Exercise instructions: Only lines with the string "heading" are wanted. Pull them out of the data.

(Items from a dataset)
((
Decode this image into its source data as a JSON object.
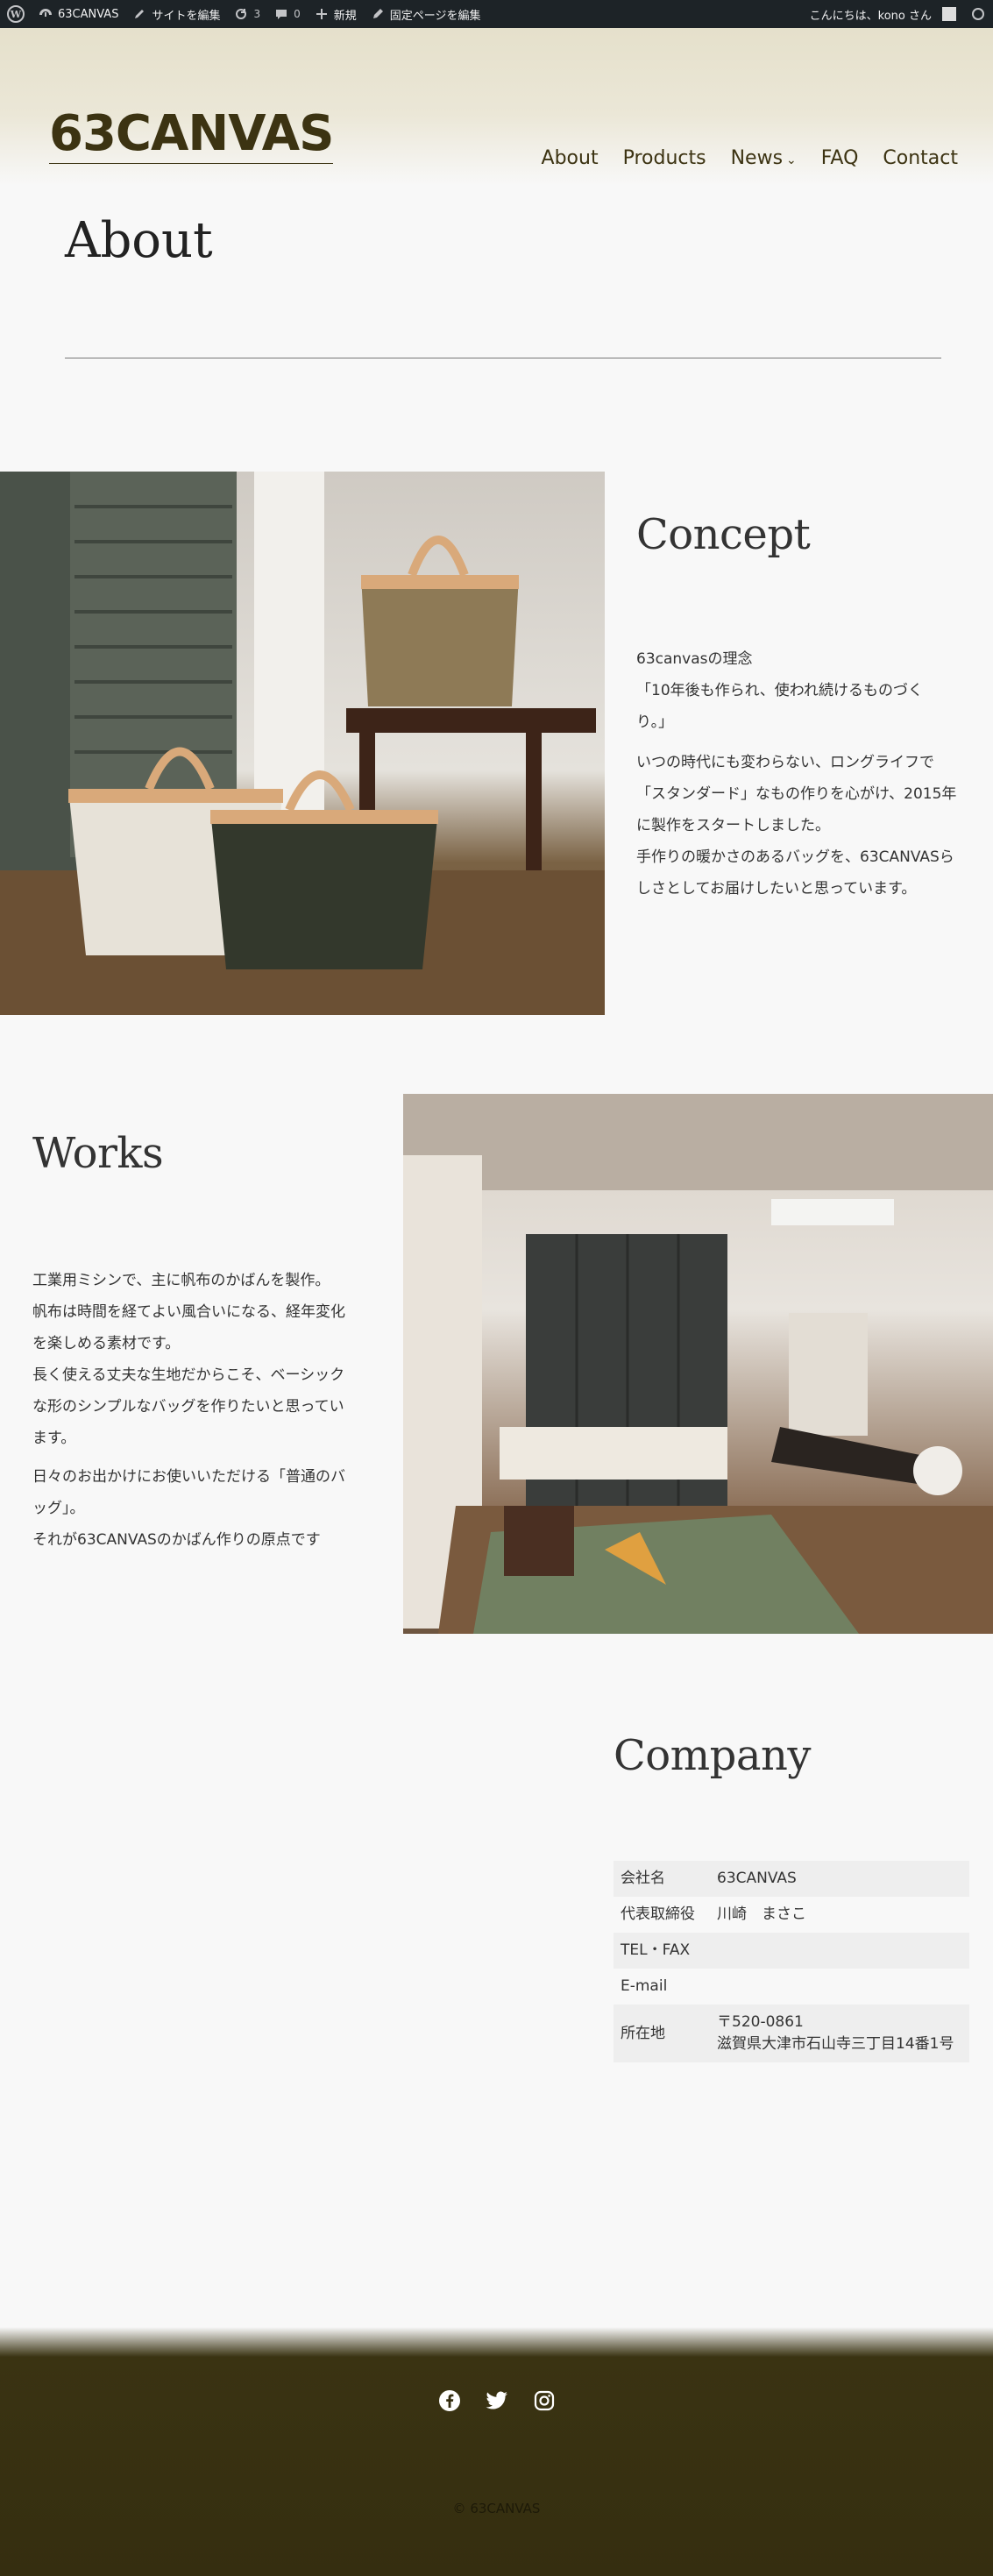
{
  "admin_bar": {
    "site_name": "63CANVAS",
    "customize": "サイトを編集",
    "updates_count": "3",
    "comments_count": "0",
    "new": "新規",
    "edit_page": "固定ページを編集",
    "greeting": "こんにちは、kono さん"
  },
  "header": {
    "logo": "63CANVAS",
    "nav": [
      "About",
      "Products",
      "News",
      "FAQ",
      "Contact"
    ]
  },
  "page_title": "About",
  "concept": {
    "heading": "Concept",
    "lines": [
      "63canvasの理念",
      "「10年後も作られ、使われ続けるものづく",
      "り。」",
      "いつの時代にも変わらない、ロングライフで",
      "「スタンダード」なもの作りを心がけ、2015年",
      "に製作をスタートしました。",
      "手作りの暖かさのあるバッグを、63CANVASら",
      "しさとしてお届けしたいと思っています。"
    ]
  },
  "works": {
    "heading": "Works",
    "lines": [
      "工業用ミシンで、主に帆布のかばんを製作。",
      "帆布は時間を経てよい風合いになる、経年変化",
      "を楽しめる素材です。",
      "長く使える丈夫な生地だからこそ、ベーシック",
      "な形のシンプルなバッグを作りたいと思ってい",
      "ます。",
      "日々のお出かけにお使いいただける「普通のバ",
      "ッグ」。",
      "それが63CANVASのかばん作りの原点です"
    ]
  },
  "company": {
    "heading": "Company",
    "rows": [
      {
        "key": "会社名",
        "value": "63CANVAS",
        "value2": ""
      },
      {
        "key": "代表取締役",
        "value": "川崎　まさこ",
        "value2": ""
      },
      {
        "key": "TEL・FAX",
        "value": "",
        "value2": ""
      },
      {
        "key": "E-mail",
        "value": "",
        "value2": ""
      },
      {
        "key": "所在地",
        "value": "〒520-0861",
        "value2": "滋賀県大津市石山寺三丁目14番1号"
      }
    ]
  },
  "footer": {
    "social": [
      "facebook-icon",
      "twitter-icon",
      "instagram-icon"
    ],
    "copyright": "© 63CANVAS"
  },
  "colors": {
    "brand": "#3c3312",
    "footer_bg": "#352e10",
    "admin_bar": "#1d2327"
  }
}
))
Answer to this task:
    "heading": "Concept",
    "heading": "Works",
    "heading": "Company",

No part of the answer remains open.